= Exercise description =
Report every line below that carries the word "channel".

[Source data]
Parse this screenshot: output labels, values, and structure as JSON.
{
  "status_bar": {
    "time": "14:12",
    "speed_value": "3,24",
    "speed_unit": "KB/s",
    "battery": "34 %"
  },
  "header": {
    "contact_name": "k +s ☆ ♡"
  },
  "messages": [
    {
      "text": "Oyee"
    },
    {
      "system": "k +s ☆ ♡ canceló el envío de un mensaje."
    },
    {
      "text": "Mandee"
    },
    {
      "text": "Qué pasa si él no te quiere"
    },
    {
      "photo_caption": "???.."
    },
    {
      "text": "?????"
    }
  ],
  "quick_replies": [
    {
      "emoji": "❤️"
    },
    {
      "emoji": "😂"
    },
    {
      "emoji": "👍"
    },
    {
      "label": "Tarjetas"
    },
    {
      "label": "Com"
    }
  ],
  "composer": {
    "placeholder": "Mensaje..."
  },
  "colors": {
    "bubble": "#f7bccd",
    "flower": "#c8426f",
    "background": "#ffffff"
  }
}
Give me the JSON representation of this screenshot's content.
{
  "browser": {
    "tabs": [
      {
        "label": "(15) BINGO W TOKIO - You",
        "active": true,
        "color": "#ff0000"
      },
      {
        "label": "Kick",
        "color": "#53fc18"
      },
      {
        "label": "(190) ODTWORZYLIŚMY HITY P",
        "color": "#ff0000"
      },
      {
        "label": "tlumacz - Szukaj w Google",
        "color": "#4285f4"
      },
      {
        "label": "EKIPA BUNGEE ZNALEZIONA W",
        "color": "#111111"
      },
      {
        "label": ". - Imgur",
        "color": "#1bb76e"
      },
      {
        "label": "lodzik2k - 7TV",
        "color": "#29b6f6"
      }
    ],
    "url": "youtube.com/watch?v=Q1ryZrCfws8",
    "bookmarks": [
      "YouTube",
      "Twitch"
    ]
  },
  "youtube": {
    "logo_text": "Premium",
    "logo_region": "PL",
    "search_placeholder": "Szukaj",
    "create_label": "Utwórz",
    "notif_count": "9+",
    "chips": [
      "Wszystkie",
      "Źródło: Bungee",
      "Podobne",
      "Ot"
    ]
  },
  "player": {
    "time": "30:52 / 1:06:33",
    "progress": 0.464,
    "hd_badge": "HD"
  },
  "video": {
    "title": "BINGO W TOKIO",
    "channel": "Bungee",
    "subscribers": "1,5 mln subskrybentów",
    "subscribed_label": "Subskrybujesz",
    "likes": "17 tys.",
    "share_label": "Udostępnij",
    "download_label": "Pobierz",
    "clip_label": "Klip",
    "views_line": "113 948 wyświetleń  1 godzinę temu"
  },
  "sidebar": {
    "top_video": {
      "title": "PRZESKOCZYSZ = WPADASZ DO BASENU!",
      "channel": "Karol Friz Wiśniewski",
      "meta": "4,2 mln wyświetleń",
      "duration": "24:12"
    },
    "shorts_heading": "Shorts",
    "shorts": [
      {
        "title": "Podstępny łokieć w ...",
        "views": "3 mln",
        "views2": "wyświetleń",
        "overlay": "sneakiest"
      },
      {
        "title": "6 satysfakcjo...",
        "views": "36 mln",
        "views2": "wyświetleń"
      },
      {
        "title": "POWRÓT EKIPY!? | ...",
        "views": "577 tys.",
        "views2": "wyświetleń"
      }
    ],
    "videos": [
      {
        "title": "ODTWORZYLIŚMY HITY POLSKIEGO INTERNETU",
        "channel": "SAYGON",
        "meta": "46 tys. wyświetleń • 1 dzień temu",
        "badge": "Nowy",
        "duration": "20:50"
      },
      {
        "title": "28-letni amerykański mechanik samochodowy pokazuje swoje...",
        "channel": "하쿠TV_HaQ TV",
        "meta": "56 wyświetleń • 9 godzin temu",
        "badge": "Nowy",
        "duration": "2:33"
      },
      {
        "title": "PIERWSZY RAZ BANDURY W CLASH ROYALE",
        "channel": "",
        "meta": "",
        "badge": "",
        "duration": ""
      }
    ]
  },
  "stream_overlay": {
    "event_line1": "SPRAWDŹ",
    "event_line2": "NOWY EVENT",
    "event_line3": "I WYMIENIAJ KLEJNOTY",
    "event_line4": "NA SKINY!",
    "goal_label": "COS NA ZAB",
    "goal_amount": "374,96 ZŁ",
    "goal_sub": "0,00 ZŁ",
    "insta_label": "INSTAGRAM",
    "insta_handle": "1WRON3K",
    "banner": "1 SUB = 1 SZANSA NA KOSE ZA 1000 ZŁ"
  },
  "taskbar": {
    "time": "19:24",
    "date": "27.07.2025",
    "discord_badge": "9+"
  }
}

= Expected answer =
    "channel": "Bungee",
      "channel": "Karol Friz Wiśniewski",
        "channel": "SAYGON",
        "channel": "하쿠TV_HaQ TV",
        "channel": "",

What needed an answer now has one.